Exercise goal >> Return all lines below containing the word "value".

Extracted material Block Start

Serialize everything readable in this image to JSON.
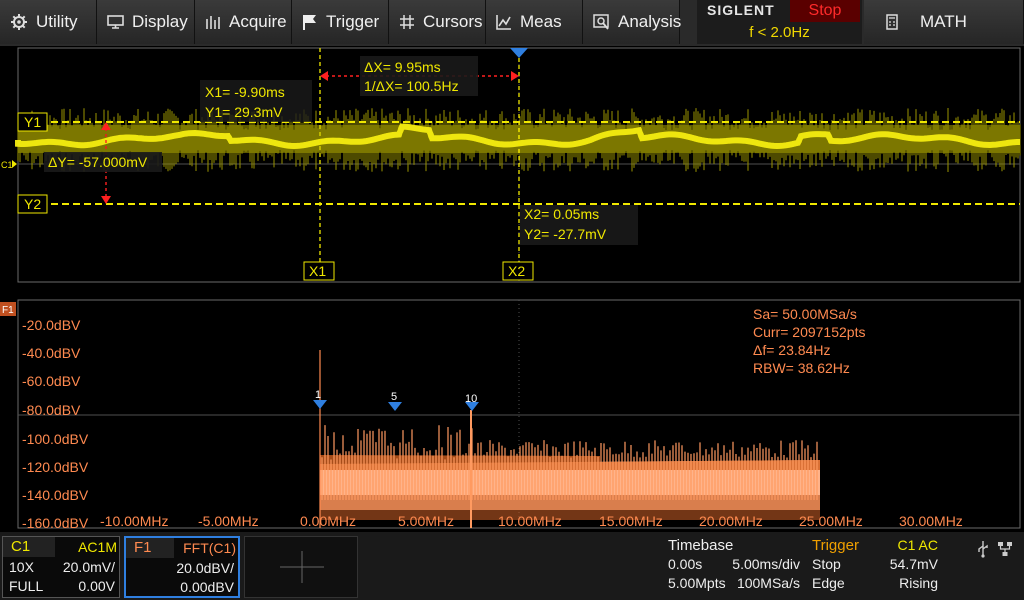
{
  "menu": {
    "utility": "Utility",
    "display": "Display",
    "acquire": "Acquire",
    "trigger": "Trigger",
    "cursors": "Cursors",
    "meas": "Meas",
    "analysis": "Analysis",
    "math": "MATH"
  },
  "brand": {
    "name": "SIGLENT",
    "run_status": "Stop",
    "frequency": "f < 2.0Hz"
  },
  "time_domain": {
    "channel_marker": "C1",
    "cursor_y1_label": "Y1",
    "cursor_y2_label": "Y2",
    "cursor_x1_label": "X1",
    "cursor_x2_label": "X2",
    "x1_readout": "X1= -9.90ms",
    "y1_readout": "Y1= 29.3mV",
    "x2_readout": "X2= 0.05ms",
    "y2_readout": "Y2= -27.7mV",
    "delta_x": "ΔX= 9.95ms",
    "inverse_delta_x": "1/ΔX= 100.5Hz",
    "delta_y": "ΔY= -57.000mV",
    "trace_color": "#f0e800",
    "cursor_color": "#f0e800",
    "delta_marker_color": "#ff2020"
  },
  "fft": {
    "marker": "F1",
    "params": [
      "Sa= 50.00MSa/s",
      "Curr= 2097152pts",
      "Δf= 23.84Hz",
      "RBW= 38.62Hz"
    ],
    "y_ticks": [
      "-20.0dBV",
      "-40.0dBV",
      "-60.0dBV",
      "-80.0dBV",
      "-100.0dBV",
      "-120.0dBV",
      "-140.0dBV",
      "-160.0dBV"
    ],
    "x_ticks": [
      "-10.00MHz",
      "-5.00MHz",
      "0.00MHz",
      "5.00MHz",
      "10.00MHz",
      "15.00MHz",
      "20.00MHz",
      "25.00MHz",
      "30.00MHz"
    ],
    "peak_markers": [
      "1",
      "5",
      "10"
    ],
    "trace_color": "#ff8a50",
    "text_color": "#ff8a50"
  },
  "status": {
    "c1": {
      "title": "C1",
      "coupling": "AC1M",
      "probe": "10X",
      "scale": "20.0mV/",
      "bandwidth": "FULL",
      "offset": "0.00V"
    },
    "f1": {
      "title": "F1",
      "source": "FFT(C1)",
      "scale": "20.0dBV/",
      "offset": "0.00dBV"
    },
    "timebase": {
      "title": "Timebase",
      "delay": "0.00s",
      "scale": "5.00ms/div",
      "memory": "5.00Mpts",
      "rate": "100MSa/s"
    },
    "trigger": {
      "title": "Trigger",
      "source": "C1 AC",
      "state": "Stop",
      "level": "54.7mV",
      "type": "Edge",
      "slope": "Rising"
    }
  }
}
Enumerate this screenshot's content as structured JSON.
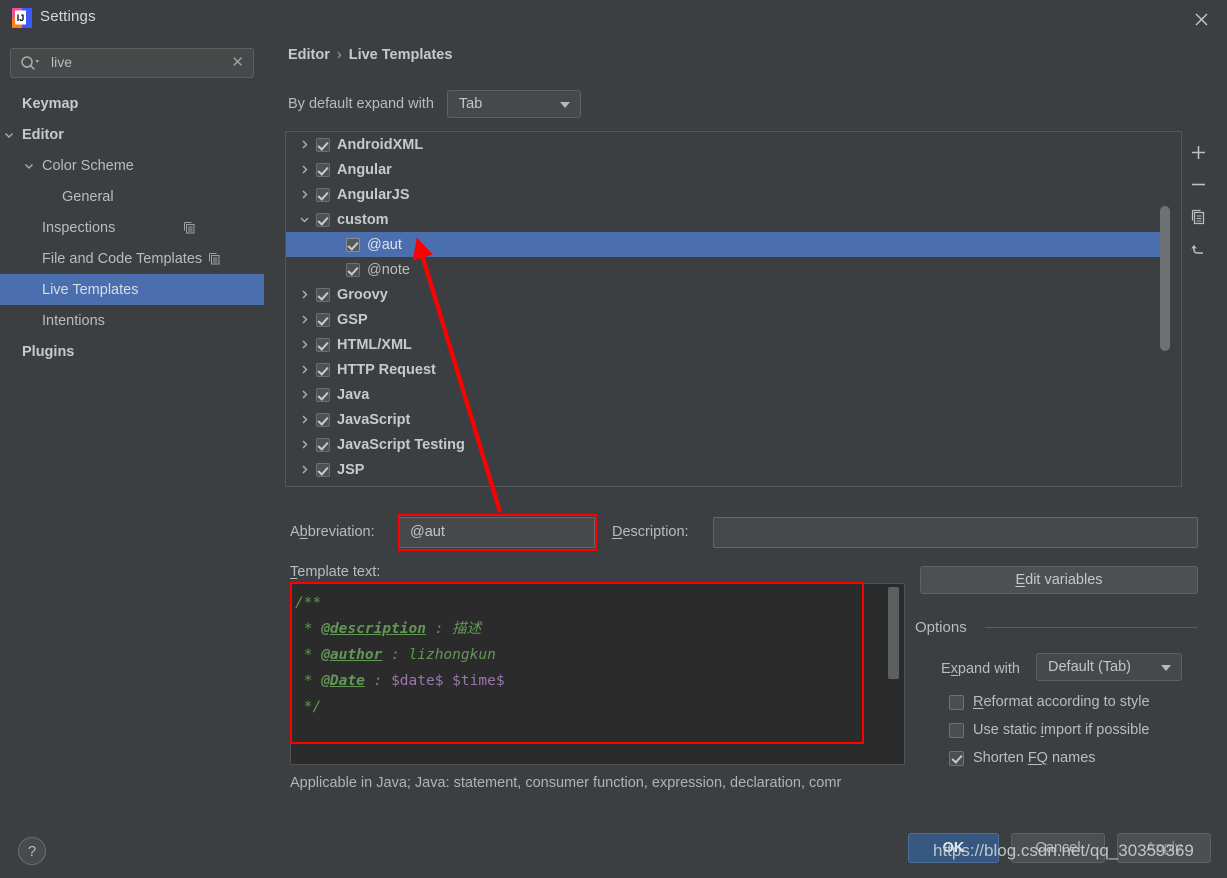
{
  "window": {
    "title": "Settings",
    "logo_icon": "intellij-idea-logo",
    "close_icon": "close-icon"
  },
  "sidebar": {
    "search": {
      "value": "live",
      "placeholder": "",
      "search_icon": "search-icon",
      "clear_icon": "clear-icon"
    },
    "items": [
      {
        "label": "Keymap",
        "indent": 0,
        "bold": true,
        "arrow": "",
        "selected": false,
        "badge": false
      },
      {
        "label": "Editor",
        "indent": 0,
        "bold": true,
        "arrow": "down",
        "selected": false,
        "badge": false
      },
      {
        "label": "Color Scheme",
        "indent": 1,
        "bold": false,
        "arrow": "down",
        "selected": false,
        "badge": false
      },
      {
        "label": "General",
        "indent": 2,
        "bold": false,
        "arrow": "",
        "selected": false,
        "badge": false
      },
      {
        "label": "Inspections",
        "indent": 1,
        "bold": false,
        "arrow": "",
        "selected": false,
        "badge": true
      },
      {
        "label": "File and Code Templates",
        "indent": 1,
        "bold": false,
        "arrow": "",
        "selected": false,
        "badge": true
      },
      {
        "label": "Live Templates",
        "indent": 1,
        "bold": false,
        "arrow": "",
        "selected": true,
        "badge": false
      },
      {
        "label": "Intentions",
        "indent": 1,
        "bold": false,
        "arrow": "",
        "selected": false,
        "badge": false
      },
      {
        "label": "Plugins",
        "indent": 0,
        "bold": true,
        "arrow": "",
        "selected": false,
        "badge": false
      }
    ]
  },
  "main": {
    "breadcrumb": {
      "root": "Editor",
      "separator": "›",
      "leaf": "Live Templates"
    },
    "expand_row": {
      "label": "By default expand with",
      "value": "Tab",
      "caret_icon": "chevron-down-icon"
    },
    "tree": {
      "rows": [
        {
          "label": "AndroidXML",
          "level": 0,
          "twisty": "right",
          "checked": true,
          "selected": false
        },
        {
          "label": "Angular",
          "level": 0,
          "twisty": "right",
          "checked": true,
          "selected": false
        },
        {
          "label": "AngularJS",
          "level": 0,
          "twisty": "right",
          "checked": true,
          "selected": false
        },
        {
          "label": "custom",
          "level": 0,
          "twisty": "down",
          "checked": true,
          "selected": false
        },
        {
          "label": "@aut",
          "level": 1,
          "twisty": "none",
          "checked": true,
          "selected": true
        },
        {
          "label": "@note",
          "level": 1,
          "twisty": "none",
          "checked": true,
          "selected": false
        },
        {
          "label": "Groovy",
          "level": 0,
          "twisty": "right",
          "checked": true,
          "selected": false
        },
        {
          "label": "GSP",
          "level": 0,
          "twisty": "right",
          "checked": true,
          "selected": false
        },
        {
          "label": "HTML/XML",
          "level": 0,
          "twisty": "right",
          "checked": true,
          "selected": false
        },
        {
          "label": "HTTP Request",
          "level": 0,
          "twisty": "right",
          "checked": true,
          "selected": false
        },
        {
          "label": "Java",
          "level": 0,
          "twisty": "right",
          "checked": true,
          "selected": false
        },
        {
          "label": "JavaScript",
          "level": 0,
          "twisty": "right",
          "checked": true,
          "selected": false
        },
        {
          "label": "JavaScript Testing",
          "level": 0,
          "twisty": "right",
          "checked": true,
          "selected": false
        },
        {
          "label": "JSP",
          "level": 0,
          "twisty": "right",
          "checked": true,
          "selected": false
        }
      ],
      "toolbar": [
        {
          "icon": "add-icon",
          "glyph": "+"
        },
        {
          "icon": "remove-icon",
          "glyph": "−"
        },
        {
          "icon": "duplicate-icon",
          "glyph": ""
        },
        {
          "icon": "revert-icon",
          "glyph": ""
        }
      ]
    },
    "abbreviation": {
      "label": "Abbreviation:",
      "mnemonic": "b",
      "value": "@aut"
    },
    "description": {
      "label": "Description:",
      "mnemonic": "D",
      "value": ""
    },
    "template_text": {
      "label": "Template text:",
      "mnemonic": "T",
      "lines": [
        [
          {
            "t": "/**",
            "c": "com"
          }
        ],
        [
          {
            "t": " * ",
            "c": "com"
          },
          {
            "t": "@description",
            "c": "tag"
          },
          {
            "t": " : 描述",
            "c": "com"
          }
        ],
        [
          {
            "t": " * ",
            "c": "com"
          },
          {
            "t": "@author",
            "c": "tag"
          },
          {
            "t": " : lizhongkun",
            "c": "com"
          }
        ],
        [
          {
            "t": " * ",
            "c": "com"
          },
          {
            "t": "@Date",
            "c": "tag"
          },
          {
            "t": " : ",
            "c": "com"
          },
          {
            "t": "$date$ $time$",
            "c": "var"
          }
        ],
        [
          {
            "t": " */",
            "c": "com"
          }
        ]
      ]
    },
    "applicable": "Applicable in Java; Java: statement, consumer function, expression, declaration, comr"
  },
  "options": {
    "edit_variables_label": "Edit variables",
    "edit_variables_mnemonic": "E",
    "title": "Options",
    "expand_with": {
      "label": "Expand with",
      "mnemonic": "x",
      "value": "Default (Tab)",
      "caret_icon": "chevron-down-icon"
    },
    "checkboxes": [
      {
        "label_pre": "",
        "mnemonic": "R",
        "label_post": "eformat according to style",
        "checked": false
      },
      {
        "label_pre": "Use static ",
        "mnemonic": "i",
        "label_post": "mport if possible",
        "checked": false
      },
      {
        "label_pre": "Shorten ",
        "mnemonic": "FQ",
        "label_post": " names",
        "checked": true
      }
    ]
  },
  "bottom": {
    "help_icon": "help-icon",
    "ok_label": "OK",
    "cancel_label": "Cancel",
    "apply_label": "Apply"
  },
  "annotation": {
    "watermark": "https://blog.csdn.net/qq_30359369",
    "color": "#fe0000"
  },
  "colors": {
    "window_bg": "#3c3f41",
    "selection_blue": "#4b6eaf",
    "editor_bg": "#2b2b2b",
    "code_comment": "#629755",
    "code_variable": "#9876aa",
    "ok_button": "#365880",
    "annotation_red": "#fe0000"
  }
}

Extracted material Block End

Your solution >>
      "value": "live",
      "value": "Tab",
      "value": "@aut"
      "value": ""
      "value": "Default (Tab)",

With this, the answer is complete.